Instead of the old car’s acres of shiny (but easy to scratch) plastics and Fisher-Price buttons, you get a seriously swanky cabin that wouldn’t look out of place in something costing twice the price. Renault hasn’t scrimped on materials for the new Clio, either – almost every surface above the centre console feels at least as soft and yielding as in a VW Polo. 

Unfortunately, the Clio’s portrait infotainment touchscreen isn’t a patch on the Polo’s system. It looks rather smart and it’s easy to read (even in bright sunlight) but the fiddly menus are a pain to use on the move and the graphics aren’t exactly cutting-edge. At least the digital driver’s display helps make up for the central screen’s shortcomings, but it still lags behind the VW’s sharper, brighter unit.

Once again, the Clio plays second fiddle to the Polo when it comes to carrying passengers. Sure, there’s space for a generously-proportioned Gallic driver to get comfortable in the front, but space in the back is a bit more ‘Asterix’ than ‘Obelix’. 

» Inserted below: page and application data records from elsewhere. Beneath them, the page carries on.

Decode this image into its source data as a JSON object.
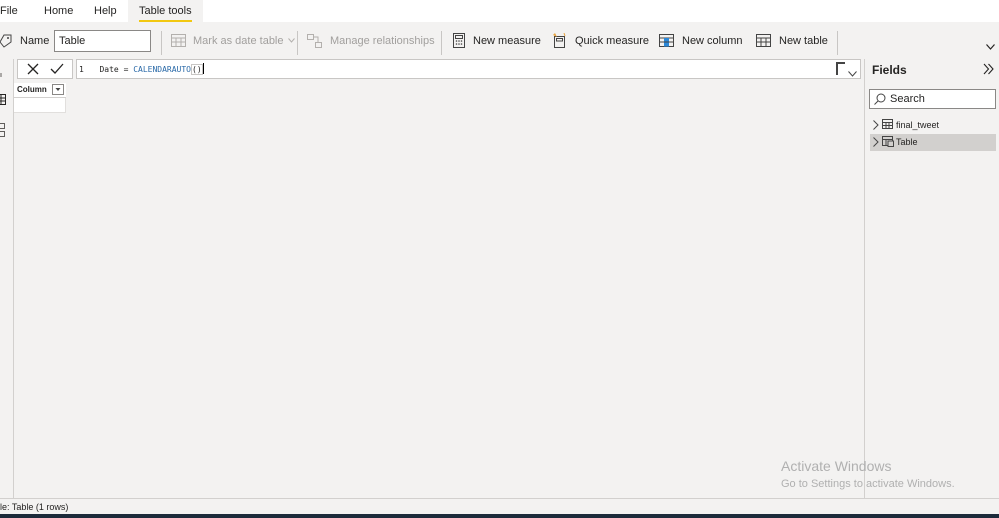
{
  "menu": {
    "file": "File",
    "home": "Home",
    "help": "Help",
    "table_tools": "Table tools"
  },
  "ribbon": {
    "name_label": "Name",
    "name_value": "Table",
    "mark_as_date_table": "Mark as date table",
    "manage_relationships": "Manage relationships",
    "new_measure": "New measure",
    "quick_measure": "Quick measure",
    "new_column": "New column",
    "new_table": "New table"
  },
  "formula": {
    "line_number": "1",
    "prefix": "Date = ",
    "function": "CALENDARAUTO",
    "parens": "()"
  },
  "grid": {
    "columns": [
      "Column"
    ]
  },
  "fields": {
    "title": "Fields",
    "search_placeholder": "Search",
    "tables": [
      "final_tweet",
      "Table"
    ],
    "selected_table": "Table"
  },
  "status": {
    "text": "le: Table (1 rows)"
  },
  "watermark": {
    "line1": "Activate Windows",
    "line2": "Go to Settings to activate Windows."
  },
  "colors": {
    "accent": "#f2c811",
    "function_blue": "#2b6aa8",
    "background": "#f3f2f1"
  }
}
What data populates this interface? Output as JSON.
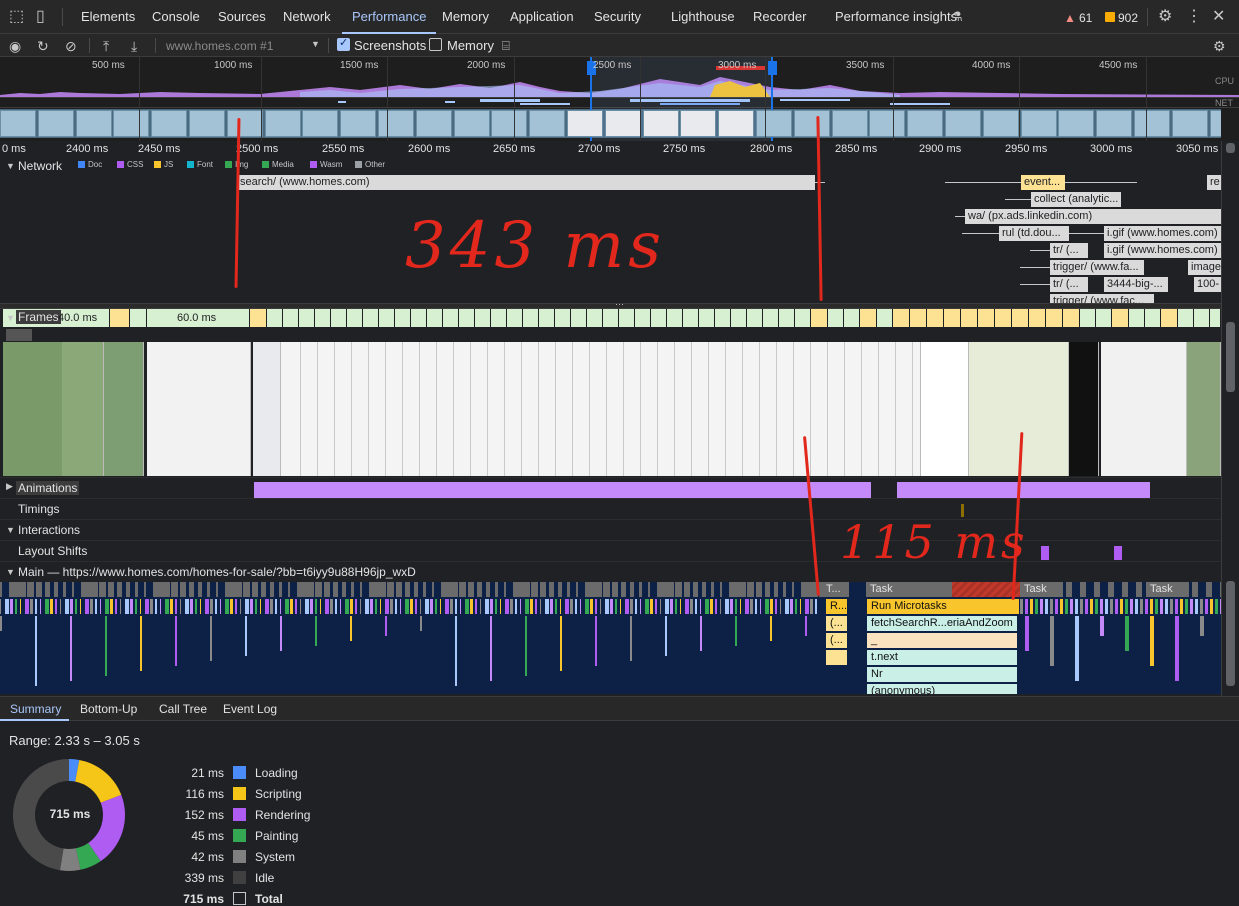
{
  "tabs": {
    "elements": "Elements",
    "console": "Console",
    "sources": "Sources",
    "network": "Network",
    "performance": "Performance",
    "memory": "Memory",
    "application": "Application",
    "security": "Security",
    "lighthouse": "Lighthouse",
    "recorder": "Recorder",
    "insights": "Performance insights",
    "warnings": "61",
    "errors": "902"
  },
  "toolbar": {
    "target": "www.homes.com #1",
    "screenshots_label": "Screenshots",
    "screenshots_checked": true,
    "memory_label": "Memory",
    "memory_checked": false
  },
  "overview": {
    "ticks": [
      "500 ms",
      "1000 ms",
      "1500 ms",
      "2000 ms",
      "2500 ms",
      "3000 ms",
      "3500 ms",
      "4000 ms",
      "4500 ms"
    ],
    "cpu_label": "CPU",
    "net_label": "NET"
  },
  "ruler": {
    "ticks": [
      "0 ms",
      "2400 ms",
      "2450 ms",
      "2500 ms",
      "2550 ms",
      "2600 ms",
      "2650 ms",
      "2700 ms",
      "2750 ms",
      "2800 ms",
      "2850 ms",
      "2900 ms",
      "2950 ms",
      "3000 ms",
      "3050 ms"
    ]
  },
  "network": {
    "label": "Network",
    "legend": [
      {
        "name": "Doc",
        "color": "#4285f4"
      },
      {
        "name": "CSS",
        "color": "#af5cf2"
      },
      {
        "name": "JS",
        "color": "#f9c52c"
      },
      {
        "name": "Font",
        "color": "#12b5cb"
      },
      {
        "name": "Img",
        "color": "#34a853"
      },
      {
        "name": "Media",
        "color": "#34a853"
      },
      {
        "name": "Wasm",
        "color": "#af5cf2"
      },
      {
        "name": "Other",
        "color": "#9aa0a6"
      }
    ],
    "requests": {
      "search": "search/ (www.homes.com)",
      "event": "event...",
      "re": "re",
      "collect": "collect (analytic...",
      "wa": "wa/ (px.ads.linkedin.com)",
      "rul": "rul (td.dou...",
      "igif1": "i.gif (www.homes.com)",
      "tr1": "tr/ (...",
      "igif2": "i.gif (www.homes.com)",
      "trigger": "trigger/ (www.fa...",
      "image": "image",
      "tr2": "tr/ (...",
      "big": "3444-big-...",
      "n100": "100-",
      "trigger2": "trigger/ (www.fac..."
    }
  },
  "frames": {
    "label": "Frames",
    "t40": "40.0 ms",
    "t60": "60.0 ms"
  },
  "tracks": {
    "animations": "Animations",
    "timings": "Timings",
    "interactions": "Interactions",
    "layout_shifts": "Layout Shifts",
    "main": "Main — https://www.homes.com/homes-for-sale/?bb=t6iyy9u88H96jp_wxD"
  },
  "flame": {
    "task1": "T...",
    "task2": "Task",
    "task3": "Task",
    "task4": "Task",
    "run_microtasks": "Run Microtasks",
    "r": "R...",
    "fetch": "fetchSearchR...eriaAndZoom",
    "paren": "(...",
    "paren2": "(...",
    "underscore": "_",
    "tnext": "t.next",
    "nr": "Nr",
    "anon": "(anonymous)"
  },
  "annotations": {
    "a343": "343 ms",
    "a115": "115 ms"
  },
  "bottom_tabs": [
    "Summary",
    "Bottom-Up",
    "Call Tree",
    "Event Log"
  ],
  "summary": {
    "range": "Range: 2.33 s – 3.05 s",
    "total_center": "715 ms",
    "rows": [
      {
        "value": "21 ms",
        "label": "Loading",
        "color": "#4b8df8"
      },
      {
        "value": "116 ms",
        "label": "Scripting",
        "color": "#f5c518"
      },
      {
        "value": "152 ms",
        "label": "Rendering",
        "color": "#af5cf2"
      },
      {
        "value": "45 ms",
        "label": "Painting",
        "color": "#34a853"
      },
      {
        "value": "42 ms",
        "label": "System",
        "color": "#808080"
      },
      {
        "value": "339 ms",
        "label": "Idle",
        "color": "#404040"
      },
      {
        "value": "715 ms",
        "label": "Total",
        "color": "transparent"
      }
    ]
  }
}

What the new Renault Clio loses out in passenger space, it more than makes up for with its impressively spacious boot. There’s more room in there than you get in many much larger cars and the Clio’s wide, square boot makes loading abnormally large loads a piece of gâteau. 

If you’ll be regularly packing your Clio’s boot to the brim, you’ll want to pick the 126hp petrol model. It’s by no means fast, but it’ll scoot down a motorway slip road without too much fuss and return reasonable fuel economy while doing so.

There’s space for a generously-proportioned Gallic driver to get comfortable but space in the back is a bit more ‘Asterix’ than ‘Obelix’

Frustratingly, it’s only available with a rather lethargic automatic gearbox – five-speed manual units come as standard on all other petrol versions and the only six-speed manual ‘box is fitted to the 1.5-litre diesel model.

The Renault Clio’s suspension is another slight annoyance. It’s by no means uncomfortably firm, but it makes the Clio jitter and bounce more than the VW Polo around town. You’d expect this setup would make it feel nimble and agile on a country road, but even R.S. Line models like the car we drove feel lacklustre when compared to the tres-nimble Ford Fiesta. 

You can add a little weight to the steering and sharpen the throttle response by diving into the Clio’s ‘Multisense’ driving mode menu, but you’ll have to channel your inner Alain Prost to notice any real difference. 

This shouldn’t put you off the new Renault Clio, though. It’s still a very competent small car that addresses many of the outgoing Clio’s failings in an equally slick and stylish package. It’s not perfect, and it’s evolution rather than revolution, but it goes to show that small can still be cool. 

Find out how much you could save on a new Renault Clio at carwow (new model not available at time of writing – goes on sale later this year)


Renault Clio rivals

Click to see how much you could save at carwow
Ford Fiesta
Vauxhall Corsa
Volkswagen Polo


2019 Renault Clio: interior, tech and release date